[TASK OBJECTIVE]
Write the records out again exactly, but without pictures.

[Website and app data records]
----

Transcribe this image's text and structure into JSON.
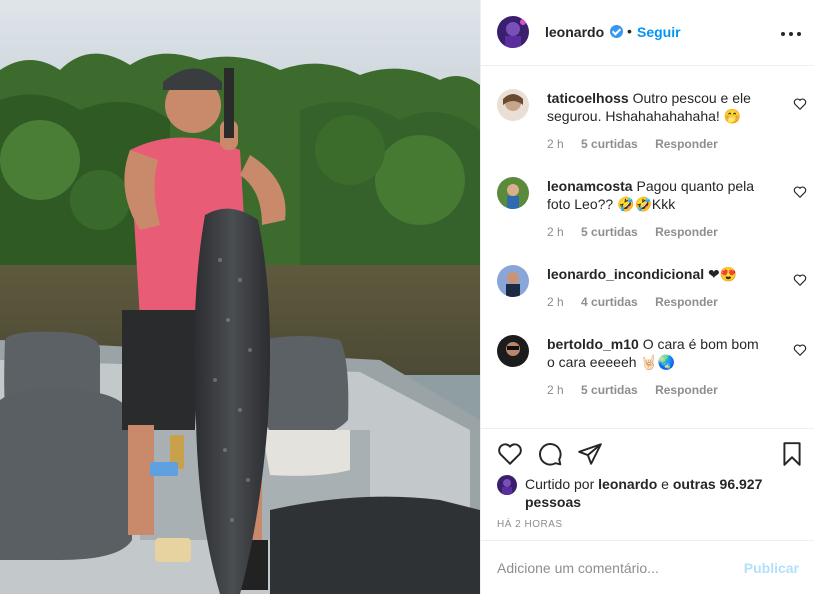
{
  "post": {
    "author": "leonardo",
    "follow_label": "Seguir",
    "separator": "•"
  },
  "comments": [
    {
      "user": "taticoelhoss",
      "text": "Outro pescou e ele segurou. Hshahahahahaha! 🤭",
      "time": "2 h",
      "likes": "5 curtidas",
      "reply": "Responder"
    },
    {
      "user": "leonamcosta",
      "text": "Pagou quanto pela foto Leo?? 🤣🤣Kkk",
      "time": "2 h",
      "likes": "5 curtidas",
      "reply": "Responder"
    },
    {
      "user": "leonardo_incondicional",
      "text": "❤😍",
      "time": "2 h",
      "likes": "4 curtidas",
      "reply": "Responder"
    },
    {
      "user": "bertoldo_m10",
      "text": "O cara é bom bom o cara eeeeeh 🤘🏻🌏",
      "time": "2 h",
      "likes": "5 curtidas",
      "reply": "Responder"
    }
  ],
  "likes": {
    "prefix": "Curtido por",
    "user": "leonardo",
    "conj": "e",
    "others": "outras 96.927 pessoas"
  },
  "time_ago": "HÁ 2 HORAS",
  "add_comment": {
    "placeholder": "Adicione um comentário...",
    "publish_label": "Publicar"
  },
  "icons": {
    "verified": "verified-badge-icon",
    "more": "more-options-icon",
    "like": "heart-icon",
    "comment": "comment-bubble-icon",
    "share": "paper-plane-icon",
    "save": "bookmark-icon"
  },
  "colors": {
    "accent": "#0095f6",
    "muted": "#8e8e8e",
    "publish_disabled": "#b2dffc"
  }
}
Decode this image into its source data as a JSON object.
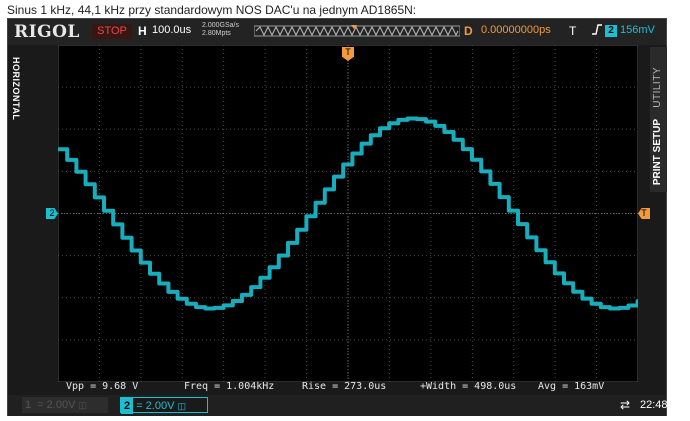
{
  "caption": "Sinus 1 kHz, 44,1 kHz przy standardowym NOS DAC'u na jednym AD1865N:",
  "topbar": {
    "brand": "RIGOL",
    "run_state": "STOP",
    "h_label": "H",
    "timebase": "100.0us",
    "sample_rate": "2.000GSa/s",
    "memory_depth": "2.80Mpts",
    "delay_label": "D",
    "delay_value": "0.00000000ps",
    "trigger_label": "T",
    "trigger_edge_icon": "rising-edge-icon",
    "trigger_channel": "2",
    "trigger_level": "156mV"
  },
  "side": {
    "left_tab": "HORIZONTAL",
    "right_tab_top": "UTILITY",
    "right_tab_bottom": "PRINT SETUP"
  },
  "markers": {
    "trigger_position": "T",
    "channel_ground": "2",
    "trigger_level_marker": "T"
  },
  "measurements": {
    "vpp": "Vpp = 9.68 V",
    "freq": "Freq = 1.004kHz",
    "rise": "Rise = 273.0us",
    "width": "+Width = 498.0us",
    "avg": "Avg = 163mV"
  },
  "channels": [
    {
      "number": "1",
      "scale": "= 2.00V",
      "active": false
    },
    {
      "number": "2",
      "scale": "= 2.00V",
      "active": true
    }
  ],
  "status": {
    "usb_icon": "usb-icon",
    "time": "22:48"
  },
  "colors": {
    "trace": "#1bc0d0",
    "trigger": "#f29a3c",
    "stop": "#e24a4a",
    "grid": "#4a4a4a"
  }
}
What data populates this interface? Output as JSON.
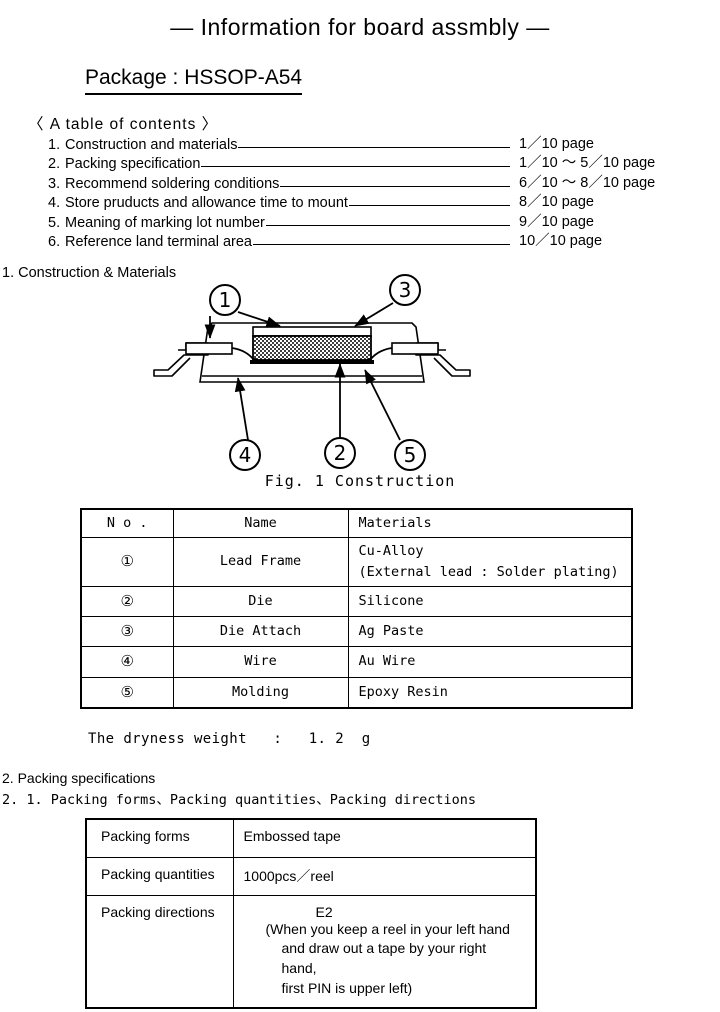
{
  "header": {
    "title": "—  Information for board assmbly  —",
    "package_line": "Package  :  HSSOP-A54"
  },
  "toc": {
    "heading": "〈 A  table  of  contents 〉",
    "items": [
      {
        "num": "1.",
        "label": "Construction and materials",
        "page": "1／10 page"
      },
      {
        "num": "2.",
        "label": "Packing specification",
        "page": "1／10 ～ 5／10 page"
      },
      {
        "num": "3.",
        "label": "Recommend soldering conditions",
        "page": "6／10 ～ 8／10 page"
      },
      {
        "num": "4.",
        "label": "Store pruducts and allowance time to mount",
        "page": "8／10 page"
      },
      {
        "num": "5.",
        "label": "Meaning of marking lot number",
        "page": "9／10 page"
      },
      {
        "num": "6.",
        "label": "Reference land terminal area",
        "page": "10／10 page"
      }
    ]
  },
  "section1": {
    "heading": "1. Construction & Materials",
    "figure_caption": "Fig. 1  Construction",
    "callouts": [
      {
        "id": "1",
        "glyph": "①"
      },
      {
        "id": "2",
        "glyph": "②"
      },
      {
        "id": "3",
        "glyph": "③"
      },
      {
        "id": "4",
        "glyph": "④"
      },
      {
        "id": "5",
        "glyph": "⑤"
      }
    ],
    "materials_table": {
      "headers": [
        "N o .",
        "Name",
        "Materials"
      ],
      "rows": [
        {
          "no": "①",
          "name": "Lead Frame",
          "material_line1": "Cu-Alloy",
          "material_line2": "(External lead  :  Solder plating)"
        },
        {
          "no": "②",
          "name": "Die",
          "material_line1": "Silicone",
          "material_line2": ""
        },
        {
          "no": "③",
          "name": "Die Attach",
          "material_line1": "Ag Paste",
          "material_line2": ""
        },
        {
          "no": "④",
          "name": "Wire",
          "material_line1": "Au Wire",
          "material_line2": ""
        },
        {
          "no": "⑤",
          "name": "Molding",
          "material_line1": "Epoxy Resin",
          "material_line2": ""
        }
      ]
    },
    "dryness_weight": "The dryness weight   :   1. 2  g"
  },
  "section2": {
    "heading": "2. Packing  specifications",
    "subheading": "2. 1. Packing  forms、Packing  quantities、Packing  directions",
    "packing_table": {
      "rows": [
        {
          "label": "Packing forms",
          "value": "Embossed  tape"
        },
        {
          "label": "Packing quantities",
          "value": "1000pcs／reel"
        },
        {
          "label": "Packing directions",
          "value": "E2",
          "note_line1": "(When you keep a reel in your left hand",
          "note_line2": "and draw out a tape by your right hand,",
          "note_line3": "first PIN is upper left)"
        }
      ]
    }
  }
}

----

[REPLY]
Transcribe this image's text and structure into JSON.
{
  "post": {
    "author": "leonardo",
    "follow_label": "Seguir",
    "separator": "•"
  },
  "comments": [
    {
      "user": "taticoelhoss",
      "text": "Outro pescou e ele segurou. Hshahahahahaha! 🤭",
      "time": "2 h",
      "likes": "5 curtidas",
      "reply": "Responder"
    },
    {
      "user": "leonamcosta",
      "text": "Pagou quanto pela foto Leo?? 🤣🤣Kkk",
      "time": "2 h",
      "likes": "5 curtidas",
      "reply": "Responder"
    },
    {
      "user": "leonardo_incondicional",
      "text": "❤😍",
      "time": "2 h",
      "likes": "4 curtidas",
      "reply": "Responder"
    },
    {
      "user": "bertoldo_m10",
      "text": "O cara é bom bom o cara eeeeeh 🤘🏻🌏",
      "time": "2 h",
      "likes": "5 curtidas",
      "reply": "Responder"
    }
  ],
  "likes": {
    "prefix": "Curtido por",
    "user": "leonardo",
    "conj": "e",
    "others": "outras 96.927 pessoas"
  },
  "time_ago": "HÁ 2 HORAS",
  "add_comment": {
    "placeholder": "Adicione um comentário...",
    "publish_label": "Publicar"
  },
  "icons": {
    "verified": "verified-badge-icon",
    "more": "more-options-icon",
    "like": "heart-icon",
    "comment": "comment-bubble-icon",
    "share": "paper-plane-icon",
    "save": "bookmark-icon"
  },
  "colors": {
    "accent": "#0095f6",
    "muted": "#8e8e8e",
    "publish_disabled": "#b2dffc"
  }
}
Decode this image into its source data as a JSON object.
{
  "caption": "Sinus 1 kHz, 44,1 kHz przy standardowym NOS DAC'u na jednym AD1865N:",
  "topbar": {
    "brand": "RIGOL",
    "run_state": "STOP",
    "h_label": "H",
    "timebase": "100.0us",
    "sample_rate": "2.000GSa/s",
    "memory_depth": "2.80Mpts",
    "delay_label": "D",
    "delay_value": "0.00000000ps",
    "trigger_label": "T",
    "trigger_edge_icon": "rising-edge-icon",
    "trigger_channel": "2",
    "trigger_level": "156mV"
  },
  "side": {
    "left_tab": "HORIZONTAL",
    "right_tab_top": "UTILITY",
    "right_tab_bottom": "PRINT SETUP"
  },
  "markers": {
    "trigger_position": "T",
    "channel_ground": "2",
    "trigger_level_marker": "T"
  },
  "measurements": {
    "vpp": "Vpp = 9.68 V",
    "freq": "Freq = 1.004kHz",
    "rise": "Rise = 273.0us",
    "width": "+Width = 498.0us",
    "avg": "Avg = 163mV"
  },
  "channels": [
    {
      "number": "1",
      "scale": "= 2.00V",
      "active": false
    },
    {
      "number": "2",
      "scale": "= 2.00V",
      "active": true
    }
  ],
  "status": {
    "usb_icon": "usb-icon",
    "time": "22:48"
  },
  "colors": {
    "trace": "#1bc0d0",
    "trigger": "#f29a3c",
    "stop": "#e24a4a",
    "grid": "#4a4a4a"
  }
}
What data populates this interface? Output as JSON.
{
  "header": {
    "title": "—  Information for board assmbly  —",
    "package_line": "Package  :  HSSOP-A54"
  },
  "toc": {
    "heading": "〈 A  table  of  contents 〉",
    "items": [
      {
        "num": "1.",
        "label": "Construction and materials",
        "page": "1／10 page"
      },
      {
        "num": "2.",
        "label": "Packing specification",
        "page": "1／10 ～ 5／10 page"
      },
      {
        "num": "3.",
        "label": "Recommend soldering conditions",
        "page": "6／10 ～ 8／10 page"
      },
      {
        "num": "4.",
        "label": "Store pruducts and allowance time to mount",
        "page": "8／10 page"
      },
      {
        "num": "5.",
        "label": "Meaning of marking lot number",
        "page": "9／10 page"
      },
      {
        "num": "6.",
        "label": "Reference land terminal area",
        "page": "10／10 page"
      }
    ]
  },
  "section1": {
    "heading": "1. Construction & Materials",
    "figure_caption": "Fig. 1  Construction",
    "callouts": [
      {
        "id": "1",
        "glyph": "①"
      },
      {
        "id": "2",
        "glyph": "②"
      },
      {
        "id": "3",
        "glyph": "③"
      },
      {
        "id": "4",
        "glyph": "④"
      },
      {
        "id": "5",
        "glyph": "⑤"
      }
    ],
    "materials_table": {
      "headers": [
        "N o .",
        "Name",
        "Materials"
      ],
      "rows": [
        {
          "no": "①",
          "name": "Lead Frame",
          "material_line1": "Cu-Alloy",
          "material_line2": "(External lead  :  Solder plating)"
        },
        {
          "no": "②",
          "name": "Die",
          "material_line1": "Silicone",
          "material_line2": ""
        },
        {
          "no": "③",
          "name": "Die Attach",
          "material_line1": "Ag Paste",
          "material_line2": ""
        },
        {
          "no": "④",
          "name": "Wire",
          "material_line1": "Au Wire",
          "material_line2": ""
        },
        {
          "no": "⑤",
          "name": "Molding",
          "material_line1": "Epoxy Resin",
          "material_line2": ""
        }
      ]
    },
    "dryness_weight": "The dryness weight   :   1. 2  g"
  },
  "section2": {
    "heading": "2. Packing  specifications",
    "subheading": "2. 1. Packing  forms、Packing  quantities、Packing  directions",
    "packing_table": {
      "rows": [
        {
          "label": "Packing forms",
          "value": "Embossed  tape"
        },
        {
          "label": "Packing quantities",
          "value": "1000pcs／reel"
        },
        {
          "label": "Packing directions",
          "value": "E2",
          "note_line1": "(When you keep a reel in your left hand",
          "note_line2": "and draw out a tape by your right hand,",
          "note_line3": "first PIN is upper left)"
        }
      ]
    }
  }
}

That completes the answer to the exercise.